A word-for-word restatement of all the records is the required answer.

Website and app data records
--
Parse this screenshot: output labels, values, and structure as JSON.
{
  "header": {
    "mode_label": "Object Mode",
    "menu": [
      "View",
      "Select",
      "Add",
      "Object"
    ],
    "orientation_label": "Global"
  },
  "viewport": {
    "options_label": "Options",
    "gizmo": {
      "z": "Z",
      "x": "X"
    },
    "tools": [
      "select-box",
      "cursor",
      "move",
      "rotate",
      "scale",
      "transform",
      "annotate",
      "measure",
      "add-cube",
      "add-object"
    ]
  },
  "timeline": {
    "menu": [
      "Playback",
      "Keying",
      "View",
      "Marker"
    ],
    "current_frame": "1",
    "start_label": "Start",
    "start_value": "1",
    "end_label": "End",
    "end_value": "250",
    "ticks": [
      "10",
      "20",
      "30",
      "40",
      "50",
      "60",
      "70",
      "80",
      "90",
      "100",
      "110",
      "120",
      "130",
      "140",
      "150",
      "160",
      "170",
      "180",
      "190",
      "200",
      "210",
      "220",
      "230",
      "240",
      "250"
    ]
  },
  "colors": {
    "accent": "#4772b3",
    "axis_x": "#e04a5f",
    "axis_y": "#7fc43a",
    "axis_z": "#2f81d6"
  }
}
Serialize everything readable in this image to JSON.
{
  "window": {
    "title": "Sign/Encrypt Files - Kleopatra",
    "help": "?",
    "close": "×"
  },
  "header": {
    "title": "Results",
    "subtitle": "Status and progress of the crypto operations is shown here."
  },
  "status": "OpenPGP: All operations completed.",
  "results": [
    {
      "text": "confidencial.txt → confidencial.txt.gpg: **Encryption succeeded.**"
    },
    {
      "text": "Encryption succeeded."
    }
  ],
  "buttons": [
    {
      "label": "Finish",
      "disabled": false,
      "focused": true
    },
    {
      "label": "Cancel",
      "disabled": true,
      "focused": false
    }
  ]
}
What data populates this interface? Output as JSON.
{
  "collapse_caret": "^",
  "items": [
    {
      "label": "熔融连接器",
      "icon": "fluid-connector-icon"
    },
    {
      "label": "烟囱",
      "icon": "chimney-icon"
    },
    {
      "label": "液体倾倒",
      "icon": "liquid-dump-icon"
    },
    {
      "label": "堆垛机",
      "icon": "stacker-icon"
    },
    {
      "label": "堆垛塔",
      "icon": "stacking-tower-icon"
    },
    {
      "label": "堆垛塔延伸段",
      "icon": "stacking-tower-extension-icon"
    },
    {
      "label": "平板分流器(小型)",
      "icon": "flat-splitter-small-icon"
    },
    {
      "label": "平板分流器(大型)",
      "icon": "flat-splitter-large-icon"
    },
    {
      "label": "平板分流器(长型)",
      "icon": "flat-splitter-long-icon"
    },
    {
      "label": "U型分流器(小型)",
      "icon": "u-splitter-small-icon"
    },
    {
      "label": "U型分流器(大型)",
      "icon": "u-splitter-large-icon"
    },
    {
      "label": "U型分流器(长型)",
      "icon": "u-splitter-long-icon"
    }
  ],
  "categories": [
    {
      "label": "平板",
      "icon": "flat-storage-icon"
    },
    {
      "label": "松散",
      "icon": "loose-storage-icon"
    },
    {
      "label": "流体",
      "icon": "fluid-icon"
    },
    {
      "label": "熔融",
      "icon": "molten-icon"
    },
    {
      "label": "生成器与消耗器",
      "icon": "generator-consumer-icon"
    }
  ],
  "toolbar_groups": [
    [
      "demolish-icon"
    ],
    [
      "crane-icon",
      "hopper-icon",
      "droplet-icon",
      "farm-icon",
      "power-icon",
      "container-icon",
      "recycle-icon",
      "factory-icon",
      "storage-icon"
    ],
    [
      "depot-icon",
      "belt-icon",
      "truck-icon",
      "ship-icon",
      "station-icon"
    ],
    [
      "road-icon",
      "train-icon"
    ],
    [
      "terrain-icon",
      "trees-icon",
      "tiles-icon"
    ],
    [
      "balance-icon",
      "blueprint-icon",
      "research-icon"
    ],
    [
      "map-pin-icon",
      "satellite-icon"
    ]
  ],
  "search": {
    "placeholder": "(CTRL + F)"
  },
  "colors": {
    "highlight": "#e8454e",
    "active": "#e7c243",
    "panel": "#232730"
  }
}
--
**EXERCISE RESPONSE**
Parse this screenshot: output labels, values, and structure as JSON.
{
  "header": {
    "mode_label": "Object Mode",
    "menu": [
      "View",
      "Select",
      "Add",
      "Object"
    ],
    "orientation_label": "Global"
  },
  "viewport": {
    "options_label": "Options",
    "gizmo": {
      "z": "Z",
      "x": "X"
    },
    "tools": [
      "select-box",
      "cursor",
      "move",
      "rotate",
      "scale",
      "transform",
      "annotate",
      "measure",
      "add-cube",
      "add-object"
    ]
  },
  "timeline": {
    "menu": [
      "Playback",
      "Keying",
      "View",
      "Marker"
    ],
    "current_frame": "1",
    "start_label": "Start",
    "start_value": "1",
    "end_label": "End",
    "end_value": "250",
    "ticks": [
      "10",
      "20",
      "30",
      "40",
      "50",
      "60",
      "70",
      "80",
      "90",
      "100",
      "110",
      "120",
      "130",
      "140",
      "150",
      "160",
      "170",
      "180",
      "190",
      "200",
      "210",
      "220",
      "230",
      "240",
      "250"
    ]
  },
  "colors": {
    "accent": "#4772b3",
    "axis_x": "#e04a5f",
    "axis_y": "#7fc43a",
    "axis_z": "#2f81d6"
  }
}
Serialize everything readable in this image to JSON.
{
  "window": {
    "title": "Sign/Encrypt Files - Kleopatra",
    "help": "?",
    "close": "×"
  },
  "header": {
    "title": "Results",
    "subtitle": "Status and progress of the crypto operations is shown here."
  },
  "status": "OpenPGP: All operations completed.",
  "results": [
    {
      "text": "confidencial.txt → confidencial.txt.gpg: **Encryption succeeded.**"
    },
    {
      "text": "Encryption succeeded."
    }
  ],
  "buttons": [
    {
      "label": "Finish",
      "disabled": false,
      "focused": true
    },
    {
      "label": "Cancel",
      "disabled": true,
      "focused": false
    }
  ]
}
What data populates this interface? Output as JSON.
{
  "collapse_caret": "^",
  "items": [
    {
      "label": "熔融连接器",
      "icon": "fluid-connector-icon"
    },
    {
      "label": "烟囱",
      "icon": "chimney-icon"
    },
    {
      "label": "液体倾倒",
      "icon": "liquid-dump-icon"
    },
    {
      "label": "堆垛机",
      "icon": "stacker-icon"
    },
    {
      "label": "堆垛塔",
      "icon": "stacking-tower-icon"
    },
    {
      "label": "堆垛塔延伸段",
      "icon": "stacking-tower-extension-icon"
    },
    {
      "label": "平板分流器(小型)",
      "icon": "flat-splitter-small-icon"
    },
    {
      "label": "平板分流器(大型)",
      "icon": "flat-splitter-large-icon"
    },
    {
      "label": "平板分流器(长型)",
      "icon": "flat-splitter-long-icon"
    },
    {
      "label": "U型分流器(小型)",
      "icon": "u-splitter-small-icon"
    },
    {
      "label": "U型分流器(大型)",
      "icon": "u-splitter-large-icon"
    },
    {
      "label": "U型分流器(长型)",
      "icon": "u-splitter-long-icon"
    }
  ],
  "categories": [
    {
      "label": "平板",
      "icon": "flat-storage-icon"
    },
    {
      "label": "松散",
      "icon": "loose-storage-icon"
    },
    {
      "label": "流体",
      "icon": "fluid-icon"
    },
    {
      "label": "熔融",
      "icon": "molten-icon"
    },
    {
      "label": "生成器与消耗器",
      "icon": "generator-consumer-icon"
    }
  ],
  "toolbar_groups": [
    [
      "demolish-icon"
    ],
    [
      "crane-icon",
      "hopper-icon",
      "droplet-icon",
      "farm-icon",
      "power-icon",
      "container-icon",
      "recycle-icon",
      "factory-icon",
      "storage-icon"
    ],
    [
      "depot-icon",
      "belt-icon",
      "truck-icon",
      "ship-icon",
      "station-icon"
    ],
    [
      "road-icon",
      "train-icon"
    ],
    [
      "terrain-icon",
      "trees-icon",
      "tiles-icon"
    ],
    [
      "balance-icon",
      "blueprint-icon",
      "research-icon"
    ],
    [
      "map-pin-icon",
      "satellite-icon"
    ]
  ],
  "search": {
    "placeholder": "(CTRL + F)"
  },
  "colors": {
    "highlight": "#e8454e",
    "active": "#e7c243",
    "panel": "#232730"
  }
}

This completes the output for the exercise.